“By employing software robots to undertake such tasks, they can be handled much more quickly,” adds Mee pointing to OTP Bank Romania, which during the pandemic used an automation to process requests to postpone bank loan instalments. “This reduced the processing time of a single request from 10 minutes to 20 seconds, allowing the bank to cope with a 125% increase in the number of calls received by call centre agents.”
Mee says: “Automation accelerates digital transformation, according to 63% of global executives. It also drives major cost savings and improves business metrics, and because software robots can ramp-up quickly to meet spikes in demand, it improves resilience.
Five business areas that can be automated
Mee outlines five business areas where automation can really make a difference.
- Contact centres Whether a customer seeks help online, in-store or with an agent, the entire customer service journey can be automated – from initial interaction to reaching a satisfying outcome
- Finance and accounting Automation enables firms to manage tasks such as invoice processing, ensuring accuracy and preventing mistakes
- Human resources Automations can be used across the HR team to manage things like payroll, assessing job candidates, and on-boarding
- IT IT teams are often swamped in daily activity like on-boarding or off-boarding employees. Deploying virtual machines, provisioning, configuring, and maintaining infrastructure. These tasks are ideal for automation
- Legal There are many important administrative tasks undertaken by legal teams that can be automated. Often, legal professionals are creating their own robots to help them manage this work. In legal and compliance processes, that means attorneys and paralegals can respond more quickly to increasing demands from clients and internal stakeholders.
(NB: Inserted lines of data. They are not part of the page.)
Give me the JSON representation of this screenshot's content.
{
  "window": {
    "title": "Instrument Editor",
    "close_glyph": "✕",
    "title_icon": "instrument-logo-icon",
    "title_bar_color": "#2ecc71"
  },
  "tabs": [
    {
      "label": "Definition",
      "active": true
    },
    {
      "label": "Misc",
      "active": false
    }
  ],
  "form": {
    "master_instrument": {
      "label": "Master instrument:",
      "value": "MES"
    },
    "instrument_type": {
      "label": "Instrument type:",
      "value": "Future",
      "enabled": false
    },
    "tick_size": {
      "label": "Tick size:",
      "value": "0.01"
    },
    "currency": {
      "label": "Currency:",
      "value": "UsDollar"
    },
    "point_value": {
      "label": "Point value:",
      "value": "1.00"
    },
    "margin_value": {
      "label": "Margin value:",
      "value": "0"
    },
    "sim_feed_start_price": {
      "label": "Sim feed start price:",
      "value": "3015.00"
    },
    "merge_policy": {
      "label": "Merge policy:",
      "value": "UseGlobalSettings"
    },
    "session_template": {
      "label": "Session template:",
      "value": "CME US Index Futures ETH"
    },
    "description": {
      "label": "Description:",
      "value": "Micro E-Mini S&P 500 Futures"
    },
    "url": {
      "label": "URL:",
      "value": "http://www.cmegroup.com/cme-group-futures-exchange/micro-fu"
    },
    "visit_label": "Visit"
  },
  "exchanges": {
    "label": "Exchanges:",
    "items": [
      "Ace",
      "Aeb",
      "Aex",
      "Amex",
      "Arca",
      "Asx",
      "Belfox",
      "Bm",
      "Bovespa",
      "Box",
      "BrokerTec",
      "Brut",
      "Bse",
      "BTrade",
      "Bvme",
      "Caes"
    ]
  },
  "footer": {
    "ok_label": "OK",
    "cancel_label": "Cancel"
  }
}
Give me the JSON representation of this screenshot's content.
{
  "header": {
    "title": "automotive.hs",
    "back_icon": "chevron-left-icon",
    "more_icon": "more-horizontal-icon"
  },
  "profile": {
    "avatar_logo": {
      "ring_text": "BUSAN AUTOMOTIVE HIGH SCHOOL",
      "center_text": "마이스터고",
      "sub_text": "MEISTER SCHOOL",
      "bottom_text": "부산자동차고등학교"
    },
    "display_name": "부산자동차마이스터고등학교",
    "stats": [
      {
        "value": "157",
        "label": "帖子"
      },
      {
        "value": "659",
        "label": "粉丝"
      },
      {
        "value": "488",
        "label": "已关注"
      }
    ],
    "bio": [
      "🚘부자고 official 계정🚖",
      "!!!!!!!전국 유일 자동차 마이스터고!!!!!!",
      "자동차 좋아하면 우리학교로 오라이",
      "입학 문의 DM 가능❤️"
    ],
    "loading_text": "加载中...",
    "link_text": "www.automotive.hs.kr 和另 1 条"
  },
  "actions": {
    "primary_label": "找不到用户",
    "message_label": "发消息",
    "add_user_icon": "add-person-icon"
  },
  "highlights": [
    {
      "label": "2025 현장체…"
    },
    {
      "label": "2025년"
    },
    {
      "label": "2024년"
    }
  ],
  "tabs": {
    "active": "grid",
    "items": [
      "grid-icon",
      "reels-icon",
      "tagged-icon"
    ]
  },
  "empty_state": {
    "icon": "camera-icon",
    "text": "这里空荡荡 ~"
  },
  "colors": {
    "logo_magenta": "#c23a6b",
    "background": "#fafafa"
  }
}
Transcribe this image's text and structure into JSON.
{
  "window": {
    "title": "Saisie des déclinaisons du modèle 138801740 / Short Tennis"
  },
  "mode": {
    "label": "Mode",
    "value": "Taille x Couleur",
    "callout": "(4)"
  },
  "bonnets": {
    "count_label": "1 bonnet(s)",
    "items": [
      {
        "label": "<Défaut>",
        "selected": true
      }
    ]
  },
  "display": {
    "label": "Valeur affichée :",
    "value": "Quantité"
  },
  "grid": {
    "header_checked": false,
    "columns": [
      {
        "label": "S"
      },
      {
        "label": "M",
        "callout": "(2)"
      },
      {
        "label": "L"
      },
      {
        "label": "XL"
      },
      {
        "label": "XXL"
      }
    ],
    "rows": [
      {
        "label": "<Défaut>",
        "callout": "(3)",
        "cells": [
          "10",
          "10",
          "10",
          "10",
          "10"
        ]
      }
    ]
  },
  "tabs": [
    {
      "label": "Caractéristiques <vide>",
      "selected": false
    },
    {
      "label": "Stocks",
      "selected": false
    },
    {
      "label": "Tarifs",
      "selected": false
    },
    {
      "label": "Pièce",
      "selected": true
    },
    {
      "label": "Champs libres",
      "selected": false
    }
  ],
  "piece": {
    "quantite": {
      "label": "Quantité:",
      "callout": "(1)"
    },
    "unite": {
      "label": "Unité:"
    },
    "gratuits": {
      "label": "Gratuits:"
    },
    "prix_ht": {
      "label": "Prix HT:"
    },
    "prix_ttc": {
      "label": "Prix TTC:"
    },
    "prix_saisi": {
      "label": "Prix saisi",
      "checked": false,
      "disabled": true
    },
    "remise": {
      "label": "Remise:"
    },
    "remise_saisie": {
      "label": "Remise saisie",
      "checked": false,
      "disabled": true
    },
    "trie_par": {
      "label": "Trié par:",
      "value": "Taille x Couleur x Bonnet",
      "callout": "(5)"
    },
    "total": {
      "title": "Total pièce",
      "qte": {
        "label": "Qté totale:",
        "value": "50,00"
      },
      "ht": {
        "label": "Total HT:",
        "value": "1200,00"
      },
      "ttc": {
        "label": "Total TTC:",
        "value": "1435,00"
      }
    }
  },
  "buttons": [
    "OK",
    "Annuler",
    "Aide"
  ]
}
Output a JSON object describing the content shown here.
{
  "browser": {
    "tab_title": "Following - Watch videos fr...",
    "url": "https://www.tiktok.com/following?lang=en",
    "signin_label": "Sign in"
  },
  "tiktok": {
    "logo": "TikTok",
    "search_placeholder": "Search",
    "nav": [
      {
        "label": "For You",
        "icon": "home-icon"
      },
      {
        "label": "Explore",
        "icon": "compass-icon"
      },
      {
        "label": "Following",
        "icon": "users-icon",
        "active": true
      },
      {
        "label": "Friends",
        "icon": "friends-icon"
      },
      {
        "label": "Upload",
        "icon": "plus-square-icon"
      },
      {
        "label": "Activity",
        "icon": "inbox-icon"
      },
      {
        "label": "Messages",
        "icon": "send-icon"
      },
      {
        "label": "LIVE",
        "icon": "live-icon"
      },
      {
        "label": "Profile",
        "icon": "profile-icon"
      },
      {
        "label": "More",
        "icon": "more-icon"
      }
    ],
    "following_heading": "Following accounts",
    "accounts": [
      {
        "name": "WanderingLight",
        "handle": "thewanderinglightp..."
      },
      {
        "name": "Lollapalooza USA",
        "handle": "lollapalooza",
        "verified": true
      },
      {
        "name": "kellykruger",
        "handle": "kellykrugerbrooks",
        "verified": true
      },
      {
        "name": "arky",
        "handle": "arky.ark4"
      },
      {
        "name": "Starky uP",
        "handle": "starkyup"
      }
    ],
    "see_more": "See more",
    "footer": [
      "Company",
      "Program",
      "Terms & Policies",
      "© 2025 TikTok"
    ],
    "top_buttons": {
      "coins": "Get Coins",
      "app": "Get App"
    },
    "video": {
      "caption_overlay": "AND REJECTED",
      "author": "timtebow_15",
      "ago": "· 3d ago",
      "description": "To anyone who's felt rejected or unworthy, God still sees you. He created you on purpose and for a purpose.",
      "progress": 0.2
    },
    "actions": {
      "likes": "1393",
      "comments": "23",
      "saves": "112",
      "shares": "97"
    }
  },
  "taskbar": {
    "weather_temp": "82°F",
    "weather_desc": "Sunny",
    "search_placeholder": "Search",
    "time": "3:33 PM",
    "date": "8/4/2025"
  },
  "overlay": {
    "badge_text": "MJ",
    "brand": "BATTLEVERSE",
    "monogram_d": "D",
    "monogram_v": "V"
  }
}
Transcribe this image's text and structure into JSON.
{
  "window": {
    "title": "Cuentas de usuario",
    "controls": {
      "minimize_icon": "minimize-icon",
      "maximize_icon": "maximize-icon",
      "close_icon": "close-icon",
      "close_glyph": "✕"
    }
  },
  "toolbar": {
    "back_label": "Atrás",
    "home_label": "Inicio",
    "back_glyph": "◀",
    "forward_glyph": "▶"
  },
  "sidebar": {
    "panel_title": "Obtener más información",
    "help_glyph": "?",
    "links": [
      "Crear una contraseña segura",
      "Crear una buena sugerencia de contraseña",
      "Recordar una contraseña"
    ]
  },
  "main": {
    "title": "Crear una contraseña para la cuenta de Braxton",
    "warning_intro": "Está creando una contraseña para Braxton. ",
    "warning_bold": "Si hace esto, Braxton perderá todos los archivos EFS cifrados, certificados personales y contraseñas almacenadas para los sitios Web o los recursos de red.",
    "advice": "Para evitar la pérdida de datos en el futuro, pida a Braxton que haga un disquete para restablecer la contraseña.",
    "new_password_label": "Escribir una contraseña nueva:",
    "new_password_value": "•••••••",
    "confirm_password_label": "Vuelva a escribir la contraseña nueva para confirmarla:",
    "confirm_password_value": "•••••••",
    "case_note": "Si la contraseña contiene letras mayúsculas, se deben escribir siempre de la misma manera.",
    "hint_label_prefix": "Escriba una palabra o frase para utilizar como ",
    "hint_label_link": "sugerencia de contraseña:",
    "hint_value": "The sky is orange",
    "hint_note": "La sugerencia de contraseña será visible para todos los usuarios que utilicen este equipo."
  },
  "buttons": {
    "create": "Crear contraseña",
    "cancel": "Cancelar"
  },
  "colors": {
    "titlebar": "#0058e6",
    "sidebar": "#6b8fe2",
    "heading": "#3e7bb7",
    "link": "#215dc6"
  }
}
Robots don’t store data, and the data they use is encrypted in transit and at rest, which improves risk profiling and compliance.
“To embark on an automation journey, organisations need to create a Centre of Excellence in which technical expertise is fostered,” explains Mee. “This group of experts can begin automating processes quickly to show return on investment and gain buy-in. This effort leads to greater interest from within the organisation, which often kick-starts a strategic focus on embedding automation.”